Ever alert to the causes of my wife's grumpiness, I decided to cheer her up by making an animated, brightly lit drinks coaster.
Here it is under a gin and tonic:
And here it is, glass-free, displaying a spinning galactic ice-cube.
The coaster can be driven from any PC with a serial port and will display any 10 by 10-pixel video you wish.
Step 1: Buy Some Parts
You will need:
30 1K 0805 resistors (R1 - R30)
30 MBTA42 NPN transistors (Q1 - Q30)
10 100 Ohm 0805 resistors (R31 - R40)
10 FMMT717 PNP transistors (Q31 - Q40)
5 74HC594 SOIC shift registers (IC1 - IC5)
4 100nF 1206 capacitors (C1 - C4)
100 TB5-V120-FLUX-RGB8000 RGB LEDs (LED00 - LED99)
The LEDs can be hard to get hold of at a decent price; eBay is once again the friend of the penurious electrical engineer.
Step 2: Make and Assemble the PCB
Manufacture one or more PCBs using the attached Gerber and drill files. A double-sided PTH process is required, so it is probably best to use one of the various small-volume professional PCB manufacturers; I have found PCB Train in the UK to be fairly reliable.
Assemble the board, taking great care when soldering the surface mount components. I found this one to be right at the limit of my dexterity. Note that there are two different types of SOT-23 transistor, and two types of 0805 resistor on the board. Look at the bottom silk layer to see the component names (R23 etc) and use this to match against the parts list in step 1.
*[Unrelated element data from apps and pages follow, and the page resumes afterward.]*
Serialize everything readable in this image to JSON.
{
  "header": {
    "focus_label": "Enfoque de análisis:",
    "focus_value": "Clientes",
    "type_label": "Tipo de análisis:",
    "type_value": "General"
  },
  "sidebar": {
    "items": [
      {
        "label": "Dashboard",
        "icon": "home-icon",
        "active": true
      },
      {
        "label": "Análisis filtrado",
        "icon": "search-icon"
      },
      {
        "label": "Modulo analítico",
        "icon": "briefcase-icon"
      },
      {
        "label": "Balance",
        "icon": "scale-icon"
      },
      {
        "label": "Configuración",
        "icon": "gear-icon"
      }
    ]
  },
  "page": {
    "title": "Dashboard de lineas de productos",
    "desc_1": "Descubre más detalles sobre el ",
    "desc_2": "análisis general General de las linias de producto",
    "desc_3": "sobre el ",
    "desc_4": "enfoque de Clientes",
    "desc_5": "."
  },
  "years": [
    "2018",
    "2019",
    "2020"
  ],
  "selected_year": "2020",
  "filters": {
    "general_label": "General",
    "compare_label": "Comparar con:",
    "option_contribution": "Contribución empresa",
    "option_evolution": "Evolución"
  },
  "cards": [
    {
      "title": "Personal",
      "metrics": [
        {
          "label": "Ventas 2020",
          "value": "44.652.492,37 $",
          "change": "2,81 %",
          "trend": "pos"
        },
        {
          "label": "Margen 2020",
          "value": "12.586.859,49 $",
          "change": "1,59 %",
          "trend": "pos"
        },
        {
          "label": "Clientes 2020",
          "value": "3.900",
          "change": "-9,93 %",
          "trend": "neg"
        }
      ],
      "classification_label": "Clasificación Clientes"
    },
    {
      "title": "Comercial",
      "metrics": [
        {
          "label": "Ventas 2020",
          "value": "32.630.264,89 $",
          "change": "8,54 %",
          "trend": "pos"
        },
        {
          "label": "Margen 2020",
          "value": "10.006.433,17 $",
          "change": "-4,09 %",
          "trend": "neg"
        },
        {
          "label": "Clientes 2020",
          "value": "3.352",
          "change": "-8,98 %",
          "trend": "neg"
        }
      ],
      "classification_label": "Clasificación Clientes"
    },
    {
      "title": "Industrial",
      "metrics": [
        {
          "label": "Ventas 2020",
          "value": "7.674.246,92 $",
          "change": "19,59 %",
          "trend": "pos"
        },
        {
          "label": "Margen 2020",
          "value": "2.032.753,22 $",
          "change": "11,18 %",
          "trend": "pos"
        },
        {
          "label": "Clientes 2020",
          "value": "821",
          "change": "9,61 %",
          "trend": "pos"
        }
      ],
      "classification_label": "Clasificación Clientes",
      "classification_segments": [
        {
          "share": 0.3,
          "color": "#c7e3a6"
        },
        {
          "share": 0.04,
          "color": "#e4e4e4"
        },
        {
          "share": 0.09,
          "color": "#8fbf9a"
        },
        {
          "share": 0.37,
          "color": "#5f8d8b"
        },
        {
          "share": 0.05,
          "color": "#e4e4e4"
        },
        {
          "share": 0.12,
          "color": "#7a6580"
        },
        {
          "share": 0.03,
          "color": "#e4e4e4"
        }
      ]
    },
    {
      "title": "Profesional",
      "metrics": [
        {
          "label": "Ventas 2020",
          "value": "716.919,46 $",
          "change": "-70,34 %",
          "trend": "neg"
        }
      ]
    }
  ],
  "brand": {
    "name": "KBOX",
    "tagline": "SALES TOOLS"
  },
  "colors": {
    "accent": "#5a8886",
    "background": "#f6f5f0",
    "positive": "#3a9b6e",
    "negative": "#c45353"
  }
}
Once you're done, your circuitboard should look like this.
Step 3: Drive the Board
This is the tricky bit. You need to use something (probably a microcontroller) to drive the board in a way which generates an image. Attach power and data cables to the connector in the bottom right of the board. Seen from above, we number the six pins:
1 2 3
4 5 6
The corresponding signals are:
1. XVOLTS - drive voltage for LEDs. Connect to 4V current limited supply.
2. SERIAL_CLOCK - shift data from SERIAL_DATA on positive-going edge.
3. SERIAL_LATCH - latch 40 bits from shift register to LED control on positive-going edge.
4. GROUND - common ground.
5. 5VOLTS - supply voltage for control circuitry. Connect to 5V supply.
6. SERIAL_DATA - input data for shift register.
To scan the display, clock 10 4-bit numbers into the shift register. To clock in a bit:
- bring SERIAL_CLOCK low
- modify SERIAL_DATA
- bring SERIAL_CLOCK high
Once 40 bits have been clocked in, the SERIAL_LATCH signal can be brought high to transfer them to the LED control circuitry. Each 4 bit number selectively enables the red, green and blue LEDs in one row, and selectively disables all LEDs in one column. So if we clock in a string:
0011 0100 0111 ...
RGCB RGCB RGCB
This sets all the LEDs in row 0 to blue, all the LEDs in row 1 to green and all the LEDS in row 2 to cyan (green + blue). It disables all the LEDs in columns 0 and 2. By rapidly clocking in various combinations of values (typically with only 1 of the 10 column-disable bits low), we can scan the array to build up an image, and use pulse-width modulation to give a range of apparent intensities.
The attached firmware can be used with an Atmel ATmega644 to generate the required signals in response to serial input from a PC or Mac.
Step 4: A Warning and a Tip
A couple of words of warning. Modern LEDs can be very bright indeed. You could probably hurt yourself pretty badly by dialling them up to full intensity and ignoring your look-away reflex, so don't. Also, when debugging your firmware it is easy to stall the scanning process and burn out the precious LEDs. Use a decent current-limited bench power supply, with the current dialled back to a few tens of milliamps to avoid this happening.